For many Bernie Sanders supporters, the move to the Green Party’s Jill Stein was easily laid out. On Monday afternoon, hours before their candidate took the Democratic convention stage to reiterate his support for Hillary Clinton to the boos of some of his own delegates, a young man with a loudspeaker directed protesters to a park down the road from the Wells Fargo Center.
“The real revolution is down the street, to your left,” he told them, as others handed out “Jill 2016” posters to people still wearing their “Bernie 2016” shirts.
As several hundred people sat on a grass field waiting for Stein, the vibe was as much Coachella as it was leftist political rally. The crowd — as with Sanders rallies, largely white — lit up joints and hung out under trees, as speakers called attendees comrades, shouted out indigenous movements in Central America and the boycott movement in Palestine, and spoke in Spanish about Jill being “the only revolutionary.”
Stein, who took the stage in a sleeveless top and green scarf, introduced by Cornel West and hailed by a roaring crowd chanting “Jill not Hill,” welcomed Sanders supporters to her party, calling the move a “marriage made in heaven.”
“Many hearts are broken about the sabotage of the Bernie Sanders campaign,” she said, billing herself as the natural next choice for those broken hearts. “To all those delegates who are witnessing the demise of a movement inside the Democratic Party: There’s a new movement being born outside the Democratic Party.”
“This revolutionary campaign deserves a revolutionary party,” she added, thanking people for “refusing to let this revolution be intimidated.”
Stein, whose progressive platform has much in common with Sanders’s — from the focus on accessible education to the rejection of big money in politics — has marketed herself as the only possible continuation of his promises ever since he endorsed Clinton. And for many who were driven by Sanders’s vision more than by his party affiliation, switching to the Green Party felt more honest than supporting Clinton.
“I feel like it’s just a natural progression. It’s not really like saying goodbye to Bernie, it’s more like, see you on the other side,” said Rebecca Jurasin, who traveled to Philadelphia from Florida and carried a green sign reading “Berner for Jill.”
Jurasin said that Sanders’s Clinton endorsement came as a “punch in the gut,” but that she got over it quickly and still credits him for showing her the way now pointing her to the Green Party. “What he’s been telling us all along is that it’s really about us, it’s not about him,” she said. “He has inspired a whole generation of people, so my heartache only lasted a few seconds before I realized that what he has really done is he has brought all of us out here to really talk about the ideas and figure out what we want to see for our country in the future.”
Jurasin always knew about the Green Party but never gave it serious thought because she was so “entrenched” in the two-party system, she said, and the notion that stepping outside of it meant “you’re throwing your vote away.” But she no longer feels that way, and her priority right now is less on winning this election than on putting more options on the table for the future.
“For too long America has played the short-term game, and I think it’s time for us to play the long-term game,” she said. “We need more representation in this country, and you cannot get that in the two-party system.”
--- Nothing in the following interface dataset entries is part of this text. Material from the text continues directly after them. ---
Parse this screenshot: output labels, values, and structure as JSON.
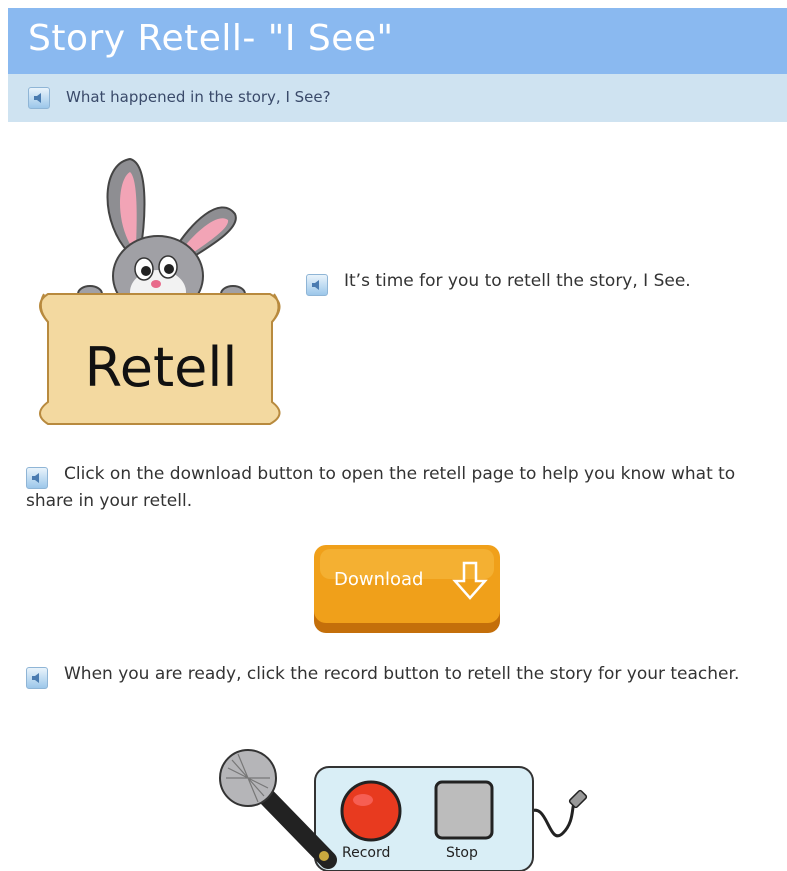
{
  "header": {
    "title": "Story Retell- \"I See\""
  },
  "subheader": {
    "text": "What happened in the story, I See?"
  },
  "retell_image": {
    "sign_text": "Retell"
  },
  "intro": {
    "text": "It’s time for you to retell the story, I See."
  },
  "download_section": {
    "text": "Click on the download button to open the retell page to help you know what to share in your retell.",
    "button_label": "Download"
  },
  "record_section": {
    "text": "When you are ready, click the record button to retell the story for your teacher.",
    "record_label": "Record",
    "stop_label": "Stop"
  },
  "colors": {
    "header_bg": "#8ab9f0",
    "subheader_bg": "#cfe3f1",
    "download_orange": "#f0a01a",
    "record_red": "#e83a1f"
  }
}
That was the message speaker after speaker delivered in support of Stein — in speeches high on idealism if scarce on details on the third party’s impact on the current election.
“We have to get out there and spread the word that people can vote for the greater good,” said Joshua Harris, a young black man who’s running for mayor of Baltimore on an independent ticket. “We don’t have to settle for anything less. No longer will we vote for the lesser of two evils.”
A common refrain on the streets of Philadelphia since the convention kicked off, the rejection of the “lesser of two evils” argument is what the Green Party has been banking on.
“When everybody asks you, Are you scared of Donald Trump? I am actually scared of Donald Trump. But you know what, I’m scared of Hillary Clinton too,” anti-war activist and Code Pink founder Medea Benjamin said in a speech endorsing Stein. “We can’t let our fear overcome us. Our fear has to turn to anger, and our anger has to turn into the determination to change the whole damn system.”
While many of the crowd members and speakers — Stein included — showed nothing but appreciation for Sanders, a few speakers aimed some subtle criticism at him, for instance, by promising the crowd that Stein “would never betray you.”
That message, too, resonated with some in the crowd. “I hung with him as long as I could, but he seems to be buying into it,” said Mary Ellen Marino, who was wearing a green Vote Jill pin over her pink Bernie 2016 shirt. “Hillary has stolen the election, taken him under her wing to the point that he’s no longer of value for us. And Jill is there, saying all the right things.”
Speaking as a huge storm cut the rally short, and as rapper Immortal Technique tried to get hundreds of people huddled under a tent to find shelter somewhere safer, Marino, who heads the Progressive Democrats of New Jersey, said she had been a Democrat “for 75 years” and was even a delegate at the 1972 DNC.
But she first considered voting out of her party this week, after hearing Stein speak at two different events. “Everything that she said was amazing.”